- TO DO
Each line of the data that includes the string "name" is to be copied out.

- SOURCE DATA
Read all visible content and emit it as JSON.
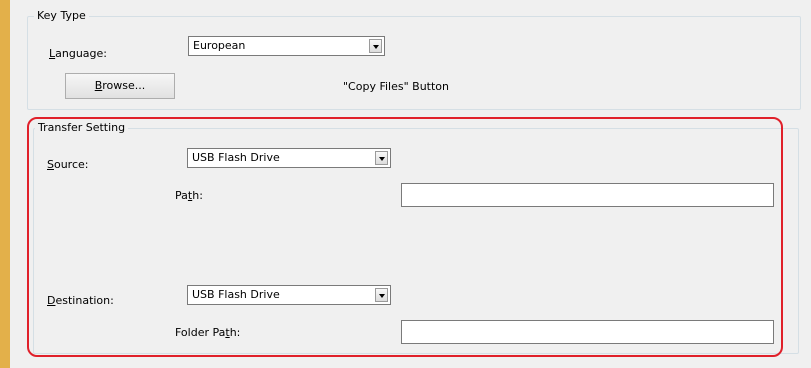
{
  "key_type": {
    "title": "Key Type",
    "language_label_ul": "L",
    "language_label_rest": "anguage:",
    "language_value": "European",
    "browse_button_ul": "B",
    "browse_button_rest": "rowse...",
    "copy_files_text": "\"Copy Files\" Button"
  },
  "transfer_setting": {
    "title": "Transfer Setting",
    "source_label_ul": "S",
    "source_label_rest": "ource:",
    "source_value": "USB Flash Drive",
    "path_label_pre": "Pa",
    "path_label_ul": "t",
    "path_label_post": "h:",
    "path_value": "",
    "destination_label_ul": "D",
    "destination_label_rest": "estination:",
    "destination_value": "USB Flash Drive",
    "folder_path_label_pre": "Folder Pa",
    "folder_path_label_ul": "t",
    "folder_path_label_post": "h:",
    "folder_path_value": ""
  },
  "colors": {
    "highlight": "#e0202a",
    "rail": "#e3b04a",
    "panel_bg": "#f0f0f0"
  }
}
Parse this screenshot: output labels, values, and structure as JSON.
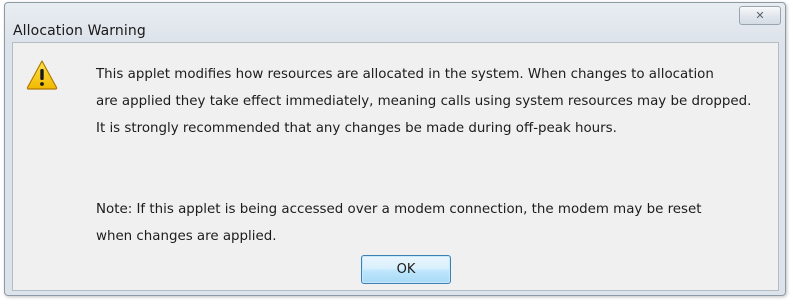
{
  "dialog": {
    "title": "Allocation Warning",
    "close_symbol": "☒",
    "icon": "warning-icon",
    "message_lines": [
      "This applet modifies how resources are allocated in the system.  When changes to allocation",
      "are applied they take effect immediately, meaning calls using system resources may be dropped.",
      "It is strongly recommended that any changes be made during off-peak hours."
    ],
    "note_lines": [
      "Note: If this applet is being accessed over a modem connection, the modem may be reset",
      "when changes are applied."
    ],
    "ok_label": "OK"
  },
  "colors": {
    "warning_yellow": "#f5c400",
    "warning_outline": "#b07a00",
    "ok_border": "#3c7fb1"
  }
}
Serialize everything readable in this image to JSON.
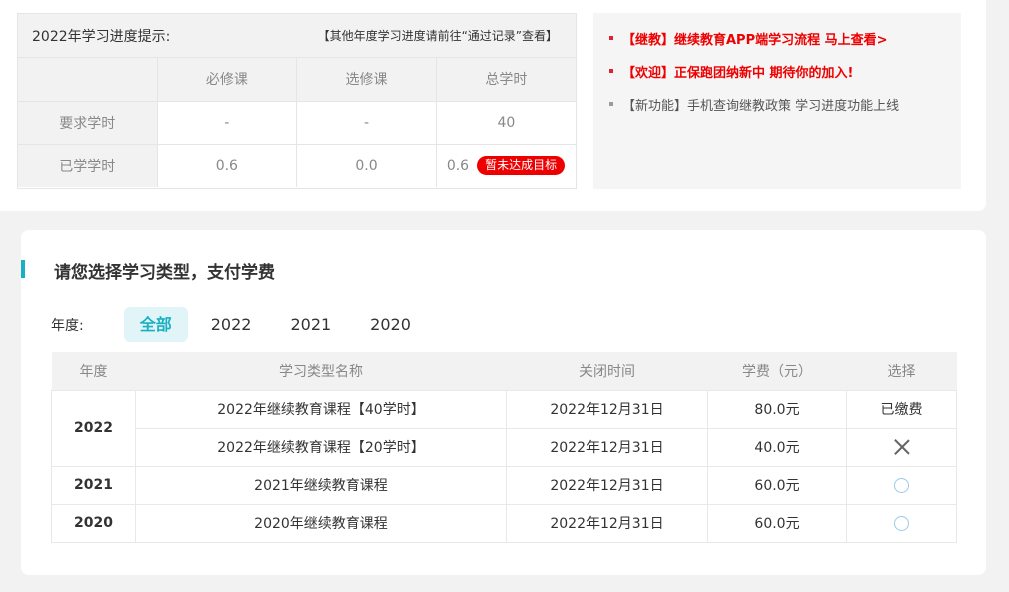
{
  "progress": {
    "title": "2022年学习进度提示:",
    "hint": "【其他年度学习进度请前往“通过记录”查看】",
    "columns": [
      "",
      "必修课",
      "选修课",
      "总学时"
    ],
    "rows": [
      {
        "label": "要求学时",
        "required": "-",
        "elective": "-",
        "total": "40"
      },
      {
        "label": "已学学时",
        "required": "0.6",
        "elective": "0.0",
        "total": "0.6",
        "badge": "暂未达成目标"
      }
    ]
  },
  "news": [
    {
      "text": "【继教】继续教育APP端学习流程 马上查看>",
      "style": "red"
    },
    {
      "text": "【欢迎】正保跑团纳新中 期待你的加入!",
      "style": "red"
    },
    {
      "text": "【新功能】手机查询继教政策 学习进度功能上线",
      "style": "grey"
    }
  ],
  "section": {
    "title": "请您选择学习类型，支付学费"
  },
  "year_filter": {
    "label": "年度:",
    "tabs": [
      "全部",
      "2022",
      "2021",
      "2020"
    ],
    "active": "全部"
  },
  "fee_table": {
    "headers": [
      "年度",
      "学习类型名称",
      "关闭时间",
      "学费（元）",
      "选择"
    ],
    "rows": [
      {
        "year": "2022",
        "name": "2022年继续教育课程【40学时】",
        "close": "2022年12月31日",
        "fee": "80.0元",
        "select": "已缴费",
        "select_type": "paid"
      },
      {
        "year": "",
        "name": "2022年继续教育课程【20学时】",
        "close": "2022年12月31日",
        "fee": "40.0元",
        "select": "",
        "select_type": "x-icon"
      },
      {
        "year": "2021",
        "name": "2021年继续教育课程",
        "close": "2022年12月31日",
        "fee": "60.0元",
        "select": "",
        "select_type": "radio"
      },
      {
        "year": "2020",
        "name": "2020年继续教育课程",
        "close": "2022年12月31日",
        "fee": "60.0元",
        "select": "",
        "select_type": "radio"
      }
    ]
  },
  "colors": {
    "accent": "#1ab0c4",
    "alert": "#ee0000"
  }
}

- PROBLEM SOLUTION
        "name": "2022年继续教育课程【40学时】",
        "name": "2022年继续教育课程【20学时】",
        "name": "2021年继续教育课程",
        "name": "2020年继续教育课程",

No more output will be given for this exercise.